With regard to the potential of gene drive systems for An. gambiae and African malaria more generally, the question frequently arises, “How will you handle the different types of An. gambiae, and what will you do about the multiplicity of vectors? Won’t each one require a separate intervention, and isn’t this impractical?” This is a valid concern since the spread of a genetic element between isolated genetic pools will be at least slowed and at most prevented. This may necessarily mean that numerous strains be produced and released. The answer will hinge in part on the relative diseases contribution of various forms and species. An accurate answer to this will be provided when – and if - a drive system effectively reduces the transmission contribution by one major vector - probably An. gambiae S – over a wide area.

Only one vector you say? Think what a remarkable achievement that would be! Concerns that the intervention has not eliminated all transmission by all vectors in Africa sets a very high threshold indeed for its attractiveness. This is particularly true considering the relatively small investment that is likely to be needed to produce and distribute such strains. The power of the technology – at least as envisioned - is that the natural biology of the mosquitoes and the drive system do the work that now is done by millions of citizens, thousands of public health workers and tens of nations and donors. It would be a non-intrusive technology that would be only slightly short of miraculous.

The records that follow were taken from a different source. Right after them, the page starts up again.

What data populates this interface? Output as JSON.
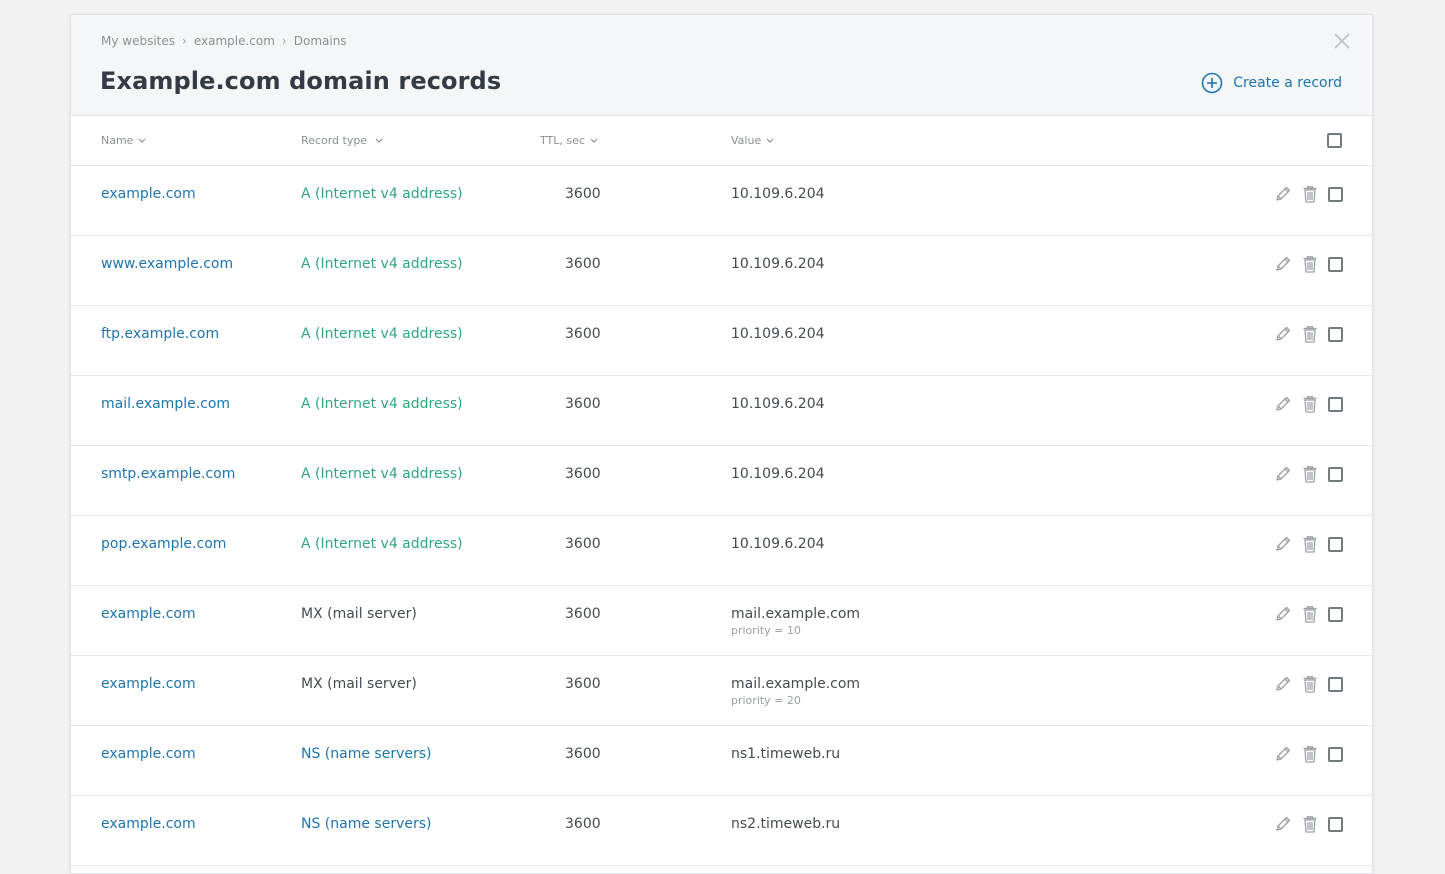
{
  "breadcrumb": {
    "items": [
      "My websites",
      "example.com",
      "Domains"
    ]
  },
  "header": {
    "title": "Example.com domain records",
    "create_label": "Create a record"
  },
  "table": {
    "columns": {
      "name": "Name",
      "type": "Record type",
      "ttl": "TTL, sec",
      "value": "Value"
    },
    "rows": [
      {
        "name": "example.com",
        "type": "A (Internet v4 address)",
        "kind": "a",
        "ttl": "3600",
        "value": "10.109.6.204",
        "sub": ""
      },
      {
        "name": "www.example.com",
        "type": "A (Internet v4 address)",
        "kind": "a",
        "ttl": "3600",
        "value": "10.109.6.204",
        "sub": ""
      },
      {
        "name": "ftp.example.com",
        "type": "A (Internet v4 address)",
        "kind": "a",
        "ttl": "3600",
        "value": "10.109.6.204",
        "sub": ""
      },
      {
        "name": "mail.example.com",
        "type": "A (Internet v4 address)",
        "kind": "a",
        "ttl": "3600",
        "value": "10.109.6.204",
        "sub": ""
      },
      {
        "name": "smtp.example.com",
        "type": "A (Internet v4 address)",
        "kind": "a",
        "ttl": "3600",
        "value": "10.109.6.204",
        "sub": ""
      },
      {
        "name": "pop.example.com",
        "type": "A (Internet v4 address)",
        "kind": "a",
        "ttl": "3600",
        "value": "10.109.6.204",
        "sub": ""
      },
      {
        "name": "example.com",
        "type": "MX (mail server)",
        "kind": "mx",
        "ttl": "3600",
        "value": "mail.example.com",
        "sub": "priority = 10"
      },
      {
        "name": "example.com",
        "type": "MX (mail server)",
        "kind": "mx",
        "ttl": "3600",
        "value": "mail.example.com",
        "sub": "priority = 20"
      },
      {
        "name": "example.com",
        "type": "NS (name servers)",
        "kind": "ns",
        "ttl": "3600",
        "value": "ns1.timeweb.ru",
        "sub": ""
      },
      {
        "name": "example.com",
        "type": "NS (name servers)",
        "kind": "ns",
        "ttl": "3600",
        "value": "ns2.timeweb.ru",
        "sub": ""
      }
    ]
  },
  "colors": {
    "link": "#1e75ac",
    "a_record": "#30a77e",
    "text": "#444b52",
    "muted": "#8a9096"
  },
  "icons": {
    "close": "close-icon",
    "create": "plus-circle-icon",
    "sort": "chevron-down-icon",
    "edit": "pencil-icon",
    "delete": "trash-icon"
  }
}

Issues about the multiplicity of species and mating subpopulations should also be considered in a slightly different light: What level of certainty about the effects of the intervention would you require if all malaria vectors in Africa could be affected by release of a single kind of mosquito? A very, very, perhaps impossibly high level of certainty. While the technological simplification of one vector is undeniable, untoward epidemiological, biosafety and socio-economic effects could be rapid and uncontainable. Whatever negative effects the intervention had, the effects could be difficult to anticipate and prevent.

This is novel and powerful technology by its nature. At this time, we should welcome some technical hurdles to ensure that the effects are well-known before using the technology against additional vector targets. If the technology performs according to design in even a tiny insignificant population of vectors, the vision immediately becomes an intervention, and the technical problems of population structuring and multiplicity of species become footnotes.